People within marginalized communities share their stories in different ways from those outside of their communities, Branfman-Verissimo said. Part of their goal as an artist is to come up with ways to share these stories and leave an audience with a greater understanding of the hardships that come with marginalization.
“I hope that folks take away some sort of understanding of our way of communicating,” Branfman-Verissimo said.
The key to Branfman-Verissimo’s artwork is language and communication, which is what they hope to express to their audience. Much of their work is a combination of words and symbols, like poetry in a visual form.
“I use a lot of language, both in letter forms and images that allude to stories,” Branfman-Verissimo said. “I’m always hoping that folks are taking some of the stories or ideas that are in the work and the idea that our communication preserves our histories, our memories, our thoughts, our demands.”

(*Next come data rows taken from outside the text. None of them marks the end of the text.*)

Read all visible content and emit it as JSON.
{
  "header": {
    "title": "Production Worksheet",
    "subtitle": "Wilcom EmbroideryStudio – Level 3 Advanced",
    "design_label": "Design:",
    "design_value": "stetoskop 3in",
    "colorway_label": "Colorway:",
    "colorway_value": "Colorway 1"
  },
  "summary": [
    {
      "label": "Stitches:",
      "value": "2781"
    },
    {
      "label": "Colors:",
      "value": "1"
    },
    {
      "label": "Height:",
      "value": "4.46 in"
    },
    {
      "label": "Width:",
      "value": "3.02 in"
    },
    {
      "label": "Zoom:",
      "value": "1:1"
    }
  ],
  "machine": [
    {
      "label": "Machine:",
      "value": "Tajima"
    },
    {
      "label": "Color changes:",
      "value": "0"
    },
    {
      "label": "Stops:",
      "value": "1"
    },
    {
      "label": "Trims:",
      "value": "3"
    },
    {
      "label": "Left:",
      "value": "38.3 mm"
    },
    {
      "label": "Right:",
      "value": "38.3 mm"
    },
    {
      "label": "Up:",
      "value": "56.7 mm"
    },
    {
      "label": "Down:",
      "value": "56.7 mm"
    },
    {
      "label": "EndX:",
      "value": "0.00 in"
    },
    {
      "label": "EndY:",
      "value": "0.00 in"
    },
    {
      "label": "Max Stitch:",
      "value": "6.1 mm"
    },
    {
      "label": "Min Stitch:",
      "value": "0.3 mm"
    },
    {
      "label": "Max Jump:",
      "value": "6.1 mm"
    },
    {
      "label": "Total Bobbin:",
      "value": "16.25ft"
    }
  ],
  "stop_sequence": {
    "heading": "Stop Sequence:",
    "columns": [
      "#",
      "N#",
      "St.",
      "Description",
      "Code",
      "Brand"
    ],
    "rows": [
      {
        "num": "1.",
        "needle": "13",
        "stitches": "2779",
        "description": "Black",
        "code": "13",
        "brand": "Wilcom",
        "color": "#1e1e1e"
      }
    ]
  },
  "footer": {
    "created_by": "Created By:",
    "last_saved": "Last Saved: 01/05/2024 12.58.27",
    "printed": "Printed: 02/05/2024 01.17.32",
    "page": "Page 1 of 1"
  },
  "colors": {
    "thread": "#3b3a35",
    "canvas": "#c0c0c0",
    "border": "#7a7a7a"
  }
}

Branfman-Verissimo said their artwork is a significant part of them as a person and their relationship with the world around them. Sharing this artwork with others is a rewarding aspect of their creative process, and they believe “art gathers people.”
Detroit Kallunki is a freelance reporter with the Daily Lobo. They can be reached at email@example.com or on Twitter @DailyLobo